**The problem**. Check every line of the entries for "this", and copy the lines that hold it.

[Data records for software interfaces]
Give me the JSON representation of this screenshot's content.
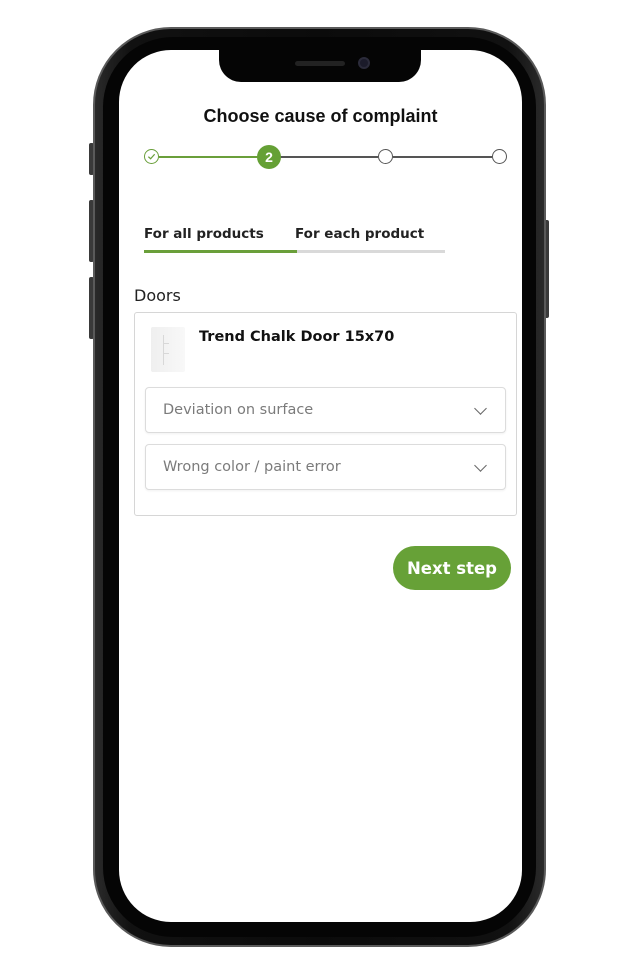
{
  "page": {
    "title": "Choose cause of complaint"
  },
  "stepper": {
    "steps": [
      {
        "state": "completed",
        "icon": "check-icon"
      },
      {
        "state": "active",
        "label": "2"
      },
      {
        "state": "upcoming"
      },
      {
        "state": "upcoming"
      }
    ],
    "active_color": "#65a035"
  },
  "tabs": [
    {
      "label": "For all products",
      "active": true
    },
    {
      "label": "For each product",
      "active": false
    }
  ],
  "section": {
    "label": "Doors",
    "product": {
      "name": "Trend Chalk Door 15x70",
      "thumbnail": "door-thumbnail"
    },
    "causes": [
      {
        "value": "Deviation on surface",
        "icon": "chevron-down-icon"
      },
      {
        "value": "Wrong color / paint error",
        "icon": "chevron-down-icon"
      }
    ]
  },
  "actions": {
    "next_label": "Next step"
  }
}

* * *

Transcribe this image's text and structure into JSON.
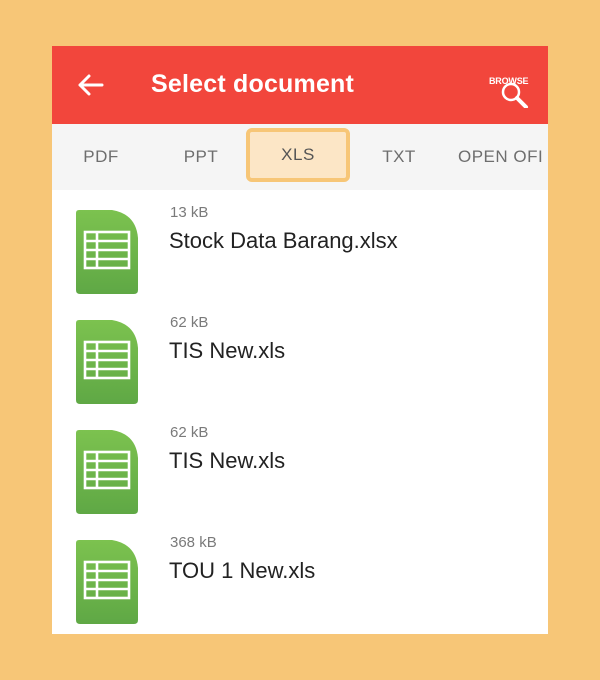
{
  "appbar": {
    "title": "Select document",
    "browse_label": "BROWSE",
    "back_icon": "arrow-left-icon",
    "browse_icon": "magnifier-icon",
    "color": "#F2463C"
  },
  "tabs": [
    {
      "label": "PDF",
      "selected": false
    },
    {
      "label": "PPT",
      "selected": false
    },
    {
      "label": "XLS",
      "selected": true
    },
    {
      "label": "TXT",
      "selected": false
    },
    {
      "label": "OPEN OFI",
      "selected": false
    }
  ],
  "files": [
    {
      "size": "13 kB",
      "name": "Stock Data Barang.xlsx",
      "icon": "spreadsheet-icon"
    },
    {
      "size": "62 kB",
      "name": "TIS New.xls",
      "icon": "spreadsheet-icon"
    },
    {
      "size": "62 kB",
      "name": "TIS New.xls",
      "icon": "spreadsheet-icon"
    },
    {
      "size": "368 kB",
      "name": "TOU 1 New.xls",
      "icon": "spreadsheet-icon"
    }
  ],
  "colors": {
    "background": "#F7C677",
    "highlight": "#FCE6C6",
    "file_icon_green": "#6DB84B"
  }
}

**Reply to the exercise**.
Give me the JSON representation of this screenshot's content.
Transcribe this image's text and structure into JSON.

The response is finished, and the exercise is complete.